Prevalence of trigeminal neuralgia among patients with orofacial pain


Back ground: The great majority of patients complaining of pain in and about the face are suffering from some form of toothache. However, there are many other possible causes of such pain. Trigeminal nerve is the main sensory nerve supplying the skin of the face and scalp as well as the majority of the oral tissues and many deeper structures. The aim of this study was to find the prevalence of trigeminal neuralgia among orofacial pain patients.
Materials and Methods: One hundred and ninety seven patients with orofacial pain (111 females and 86 males) between the age 15-65 years were examined. Each patient was subjected to a questionainer. Some patients needed x-ray (intra or extra oral radiographs) in order to reach the diagnosis.

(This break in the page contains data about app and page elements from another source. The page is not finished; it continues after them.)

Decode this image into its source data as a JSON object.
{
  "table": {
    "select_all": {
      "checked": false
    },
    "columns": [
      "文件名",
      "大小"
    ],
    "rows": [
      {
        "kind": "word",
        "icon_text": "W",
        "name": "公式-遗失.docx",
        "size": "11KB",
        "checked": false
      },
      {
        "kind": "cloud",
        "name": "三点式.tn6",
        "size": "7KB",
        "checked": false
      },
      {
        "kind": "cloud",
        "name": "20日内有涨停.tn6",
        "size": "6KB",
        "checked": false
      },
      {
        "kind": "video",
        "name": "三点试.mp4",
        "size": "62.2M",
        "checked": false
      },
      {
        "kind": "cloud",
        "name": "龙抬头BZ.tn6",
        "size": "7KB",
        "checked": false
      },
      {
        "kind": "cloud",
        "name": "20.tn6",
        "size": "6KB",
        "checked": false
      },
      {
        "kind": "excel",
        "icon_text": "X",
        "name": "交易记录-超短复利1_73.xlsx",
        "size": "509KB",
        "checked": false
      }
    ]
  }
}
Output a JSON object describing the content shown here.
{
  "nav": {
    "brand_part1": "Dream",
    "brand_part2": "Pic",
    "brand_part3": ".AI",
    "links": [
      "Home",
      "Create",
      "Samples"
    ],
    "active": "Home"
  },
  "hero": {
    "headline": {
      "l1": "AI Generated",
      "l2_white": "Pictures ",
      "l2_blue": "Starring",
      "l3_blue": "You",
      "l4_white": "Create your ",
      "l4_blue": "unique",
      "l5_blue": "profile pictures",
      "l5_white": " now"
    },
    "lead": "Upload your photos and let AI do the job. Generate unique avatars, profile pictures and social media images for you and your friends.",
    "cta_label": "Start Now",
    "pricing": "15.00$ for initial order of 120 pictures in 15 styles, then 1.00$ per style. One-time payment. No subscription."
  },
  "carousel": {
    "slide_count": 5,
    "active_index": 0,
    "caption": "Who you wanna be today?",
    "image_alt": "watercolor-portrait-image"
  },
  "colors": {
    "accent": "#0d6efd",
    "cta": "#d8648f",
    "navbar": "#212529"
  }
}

Results: The highest number of patients with orofacial pain was that of dental origin (pulpal and periodontal), about 28.5%, next to it was patients with TMJ disorder or myofacial pain 25.5%. Patients with trigeminal neuralgia were 16.3%. Patients with migraine were 8.6%. Patients with sinusitis were 8.1%. Patients with otitis media were 5.1%, also patients with a typical facial pain were 5.1%. Finally patients with cluster headache were 3%. The majority of those patients were of pain on the right side of the face more than the left side. The trigger zones were more frequently occurring intra orally mainly at the premolar and molar areas (43.7%), trigger zones at the upper lip were in 18.7% of patients while at the angle of the mouth in 15.5% of the patients, in the cheek 12.5%, and finally at the preauricular area was 9.3%.
Conclusions: The highest number of patients with orofacial pain was of dental origin (pulpal and periodontal), and TMJ disorder or myofacial pain. The prevalence of trigeminal neuralgia was 16.3% of the patients.
Keywords: Orofacial pain, Trigeminal neuralgia, Dental pain. (J Bagh Coll Dentistry 2008; 20(1)34-36)